macOS Catalina has been reviewed, and taking over from John Siracusa’s legendary Mac OS X reviews at Ars Technica is MacStories. The Mac isn’t in crisis, but it isn’t healthy either. Waiting until the Mac is on life support isn’t viable. Instead, Apple has opted to reimagine the Mac in the context of today’s computing landscape before its survival is threatened. The solution is to tie macOS more closely to iOS and iPadOS, making it an integrated point on the continuum of Apple’s devices that respects the hardware differences of the platform but isn’t different simply for the sake of difference. Transitions are inherently messy, and so is Catalina in places. It’s a work in process that represents the first steps down a new path, not the destination itself. The destination isn’t clear yet, but Catalina’s purpose is: it’s a bridge, not an island. You know where to get Catalina, but it might be a good idea to wait a few point releases before diving in.
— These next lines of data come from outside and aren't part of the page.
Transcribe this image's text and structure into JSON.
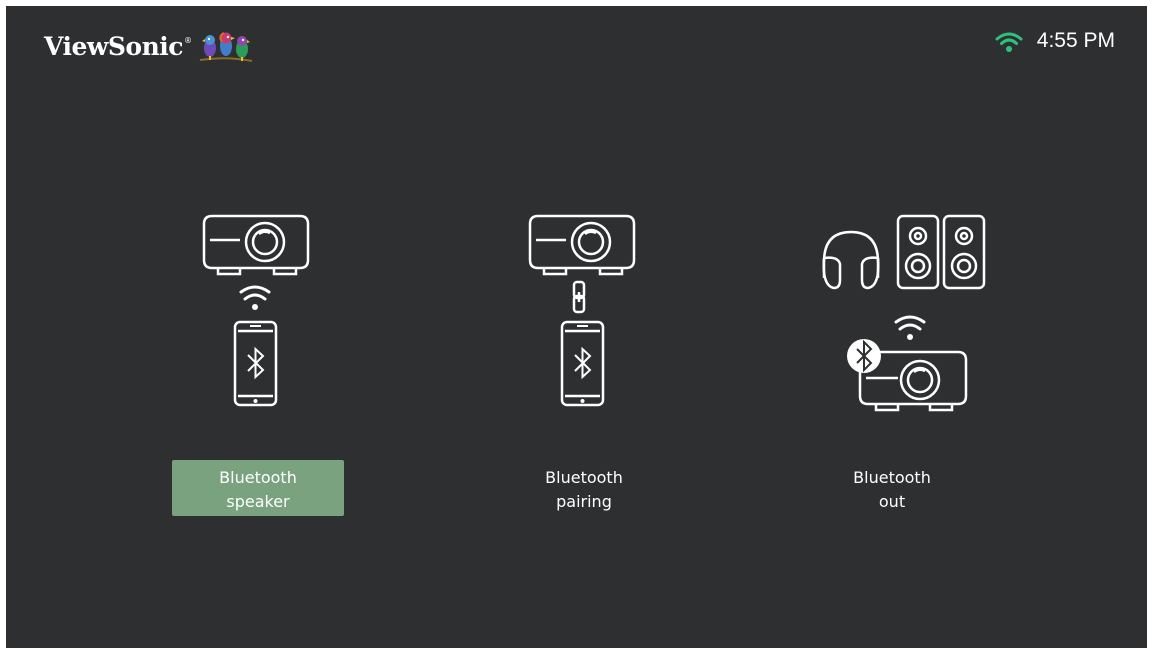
{
  "brand": {
    "name": "ViewSonic",
    "trademark": "®"
  },
  "status_bar": {
    "time": "4:55 PM",
    "wifi_icon": "wifi-icon",
    "wifi_color": "#2ec27e"
  },
  "options": [
    {
      "line1": "Bluetooth",
      "line2": "speaker",
      "selected": true,
      "icons": [
        "projector-icon",
        "wifi-icon",
        "phone-bluetooth-icon"
      ]
    },
    {
      "line1": "Bluetooth",
      "line2": "pairing",
      "selected": false,
      "icons": [
        "projector-icon",
        "link-icon",
        "phone-bluetooth-icon"
      ]
    },
    {
      "line1": "Bluetooth",
      "line2": "out",
      "selected": false,
      "icons": [
        "headphones-icon",
        "speakers-icon",
        "wifi-icon",
        "bluetooth-icon",
        "projector-icon"
      ]
    }
  ],
  "colors": {
    "background": "#2e2f30",
    "selected": "#7aa27f",
    "icon_stroke": "#ffffff"
  }
}
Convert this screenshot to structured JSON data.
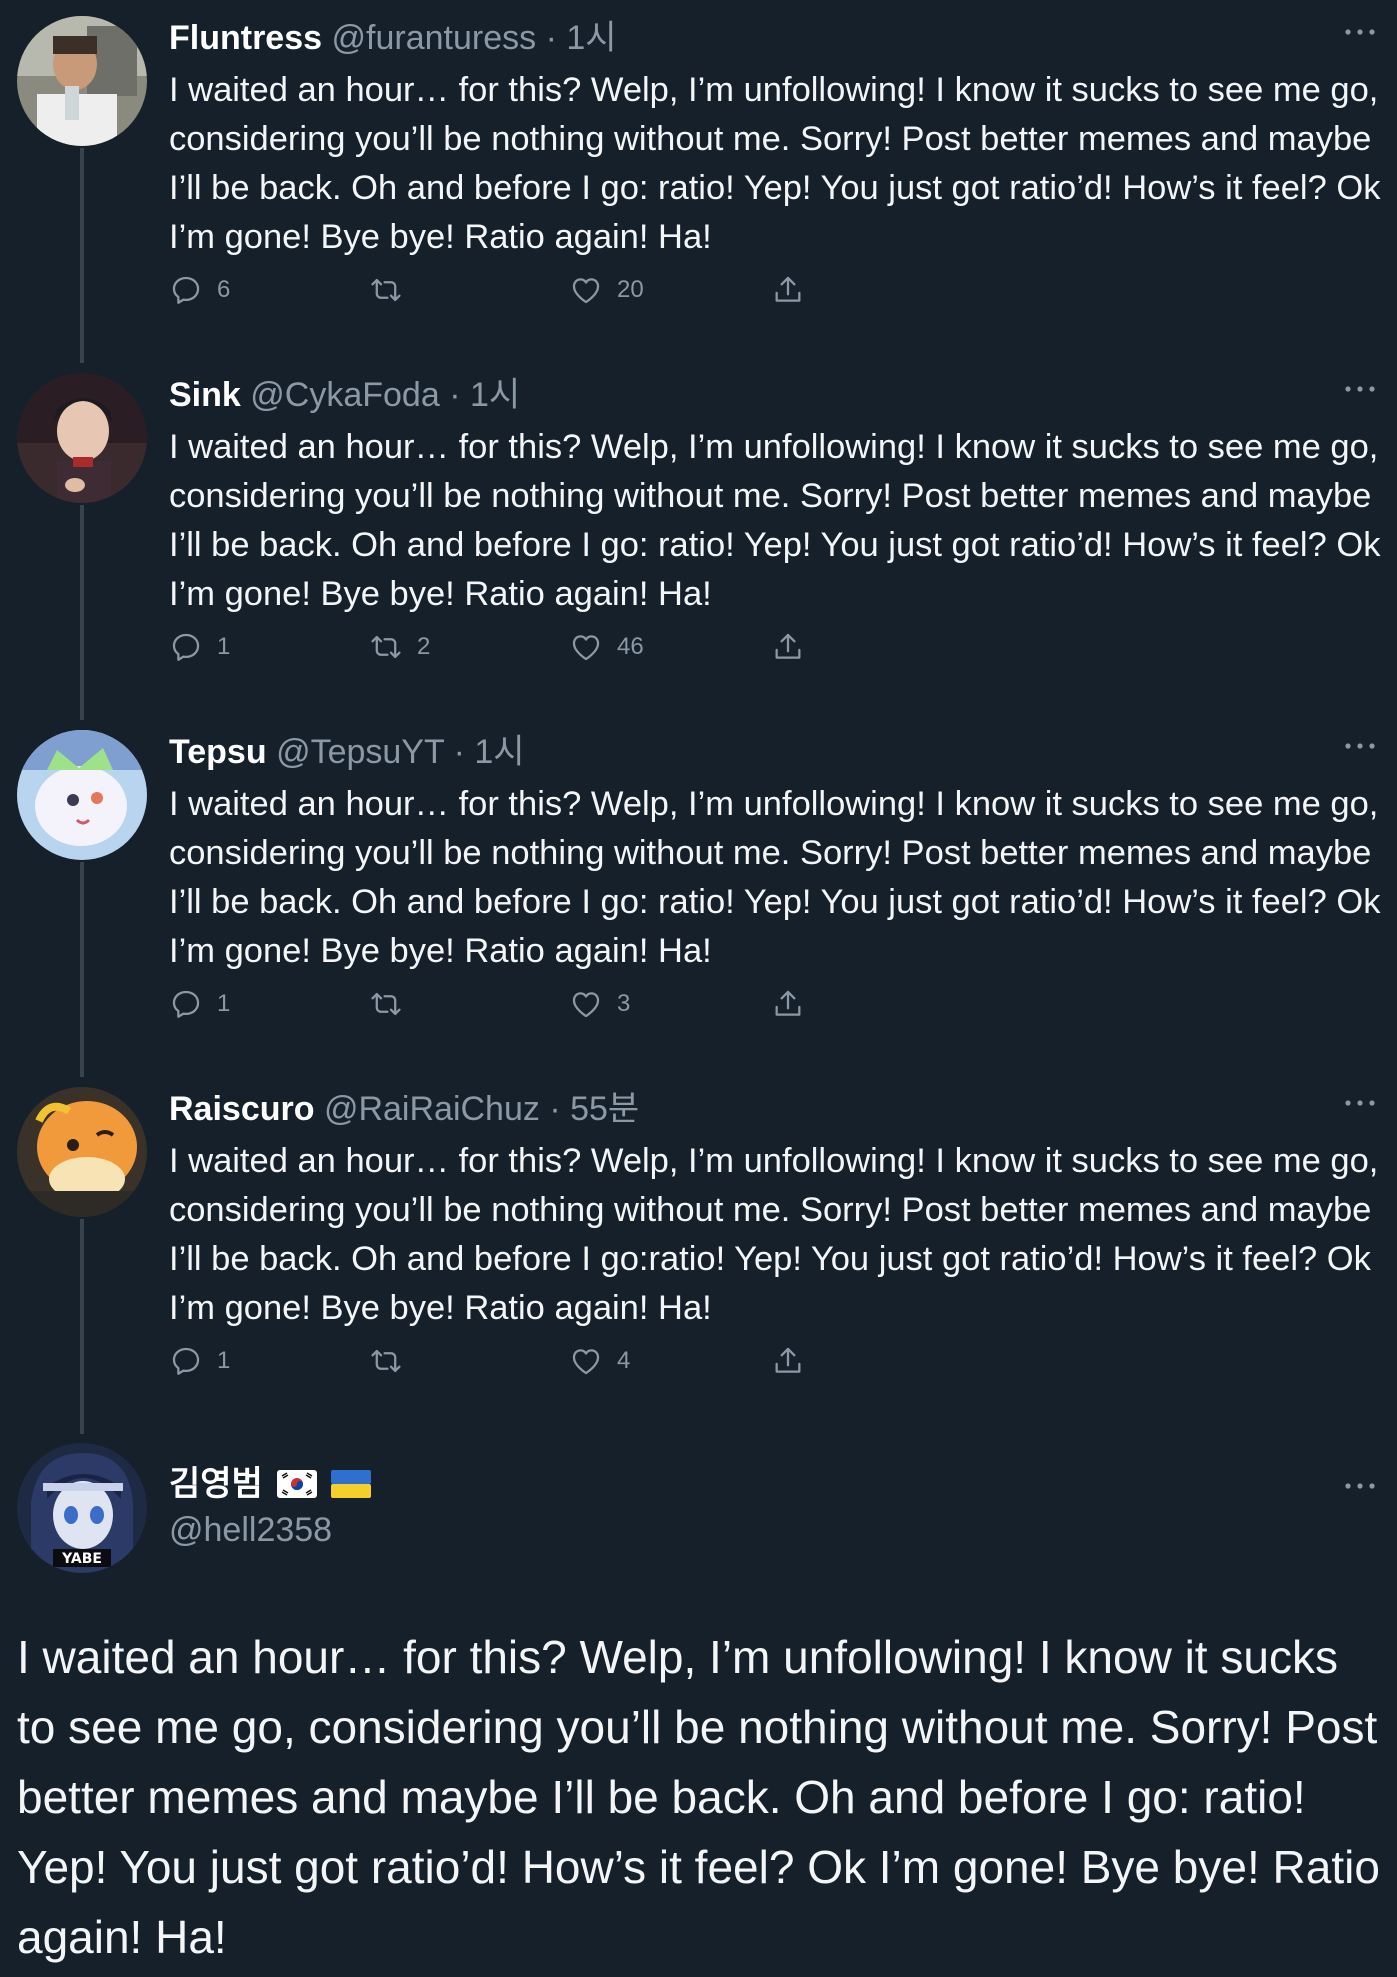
{
  "replies": [
    {
      "name": "Fluntress",
      "handle": "@furanturess",
      "separator": "·",
      "time": "1시",
      "text": "I waited an hour… for this? Welp, I’m unfollowing! I know it sucks to see me go, considering you’ll be nothing without me. Sorry! Post better memes and maybe I’ll be back. Oh and before I go: ratio! Yep! You just got ratio’d! How’s it feel? Ok I’m gone! Bye bye! Ratio again! Ha!",
      "replies_count": "6",
      "retweets_count": "",
      "likes_count": "20"
    },
    {
      "name": "Sink",
      "handle": "@CykaFoda",
      "separator": "·",
      "time": "1시",
      "text": "I waited an hour… for this? Welp, I’m unfollowing! I know it sucks to see me go, considering you’ll be nothing without me. Sorry! Post better memes and maybe I’ll be back. Oh and before I go: ratio! Yep! You just got ratio’d! How’s it feel? Ok I’m gone! Bye bye! Ratio again! Ha!",
      "replies_count": "1",
      "retweets_count": "2",
      "likes_count": "46"
    },
    {
      "name": "Tepsu",
      "handle": "@TepsuYT",
      "separator": "·",
      "time": "1시",
      "text": "I waited an hour… for this? Welp, I’m unfollowing! I know it sucks to see me go, considering you’ll be nothing without me. Sorry! Post better memes and maybe I’ll be back. Oh and before I go: ratio! Yep! You just got ratio’d! How’s it feel? Ok I’m gone! Bye bye! Ratio again! Ha!",
      "replies_count": "1",
      "retweets_count": "",
      "likes_count": "3"
    },
    {
      "name": "Raiscuro",
      "handle": "@RaiRaiChuz",
      "separator": "·",
      "time": "55분",
      "text": "I waited an hour… for this? Welp, I’m unfollowing! I know it sucks to see me go, considering you’ll be nothing without me. Sorry! Post better memes and maybe I’ll be back. Oh and before I go:ratio! Yep! You just got ratio’d! How’s it feel? Ok I’m gone! Bye bye! Ratio again! Ha!",
      "replies_count": "1",
      "retweets_count": "",
      "likes_count": "4"
    }
  ],
  "main_tweet": {
    "name": "김영범",
    "flags": [
      "korea-flag",
      "ukraine-flag"
    ],
    "handle": "@hell2358",
    "avatar_badge": "YABE",
    "text": "I waited an hour… for this? Welp, I’m unfollowing! I know it sucks to see me go, considering you’ll be nothing without me. Sorry! Post better memes and maybe I’ll be back. Oh and before I go: ratio! Yep! You just got ratio’d! How’s it feel? Ok I’m gone! Bye bye! Ratio again! Ha!"
  },
  "colors": {
    "background": "#15202b",
    "secondary_text": "#8b98a5",
    "thread_line": "#38444d"
  }
}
Apple started adding user consent alerts way back in High Sierra. The first time an app would try to access your location, contacts, calendar, reminders or photos a system alert would prompt the user for consent. Mojave expanded these prompts to automation, camera and microphone. And now Catalina adds screen recording, keyboard input monitoring, access to folders such as Desktop, Documents and Downloads, user notifications and Safari downloads… These alerts are just another step on a long path Apple has been taking to protect user’s data. Previous steps include code signing, sandbox, gatekeeper, the “curated” Mac App Store and notarization. But security features are most useful when they’re invisible. All previous steps were mostly invisible. This last one… Not so much. There’s a lot of complaining going around in Apple circles regarding the latest Catalina betas and the excessive amount of permission alerts and associated user access problems. On his latest podcast, for instance, John Gruber detailed how it took him ages to figure out why the Terminal wouldn’t show him any directory listings, until he realised the Terminal needed disk access permission, but didn’t ask for it. This is, of course, all quite reminiscent of Windows Vista, and the goal here seems to be to turn macOS into iOS, with similarly harsh restrictions on what users can do on their computers.
What is Bitcode? Well, bitcode with a small b is an architecture-specific intermediate representation used by LLVM, and capital-B Bitcode pertains to a set of features allowing you to embed this representation in your Mach-O binary and the mechanisms by which you can provide it to Apple in your App Store submissions. Of course, the specter of macOS on ARM has been in the public psyche for many years now, and many have pondered whether Bitcode will make this transition more straightforward. The commonly held belief is that Bitcode is not suited to massive architectural changes like moving between Intel and ARM. I was unconvinced, so I decided to test the theory! By Steven Troughton-Smith, so you know you’re going to learn more than you bargained for.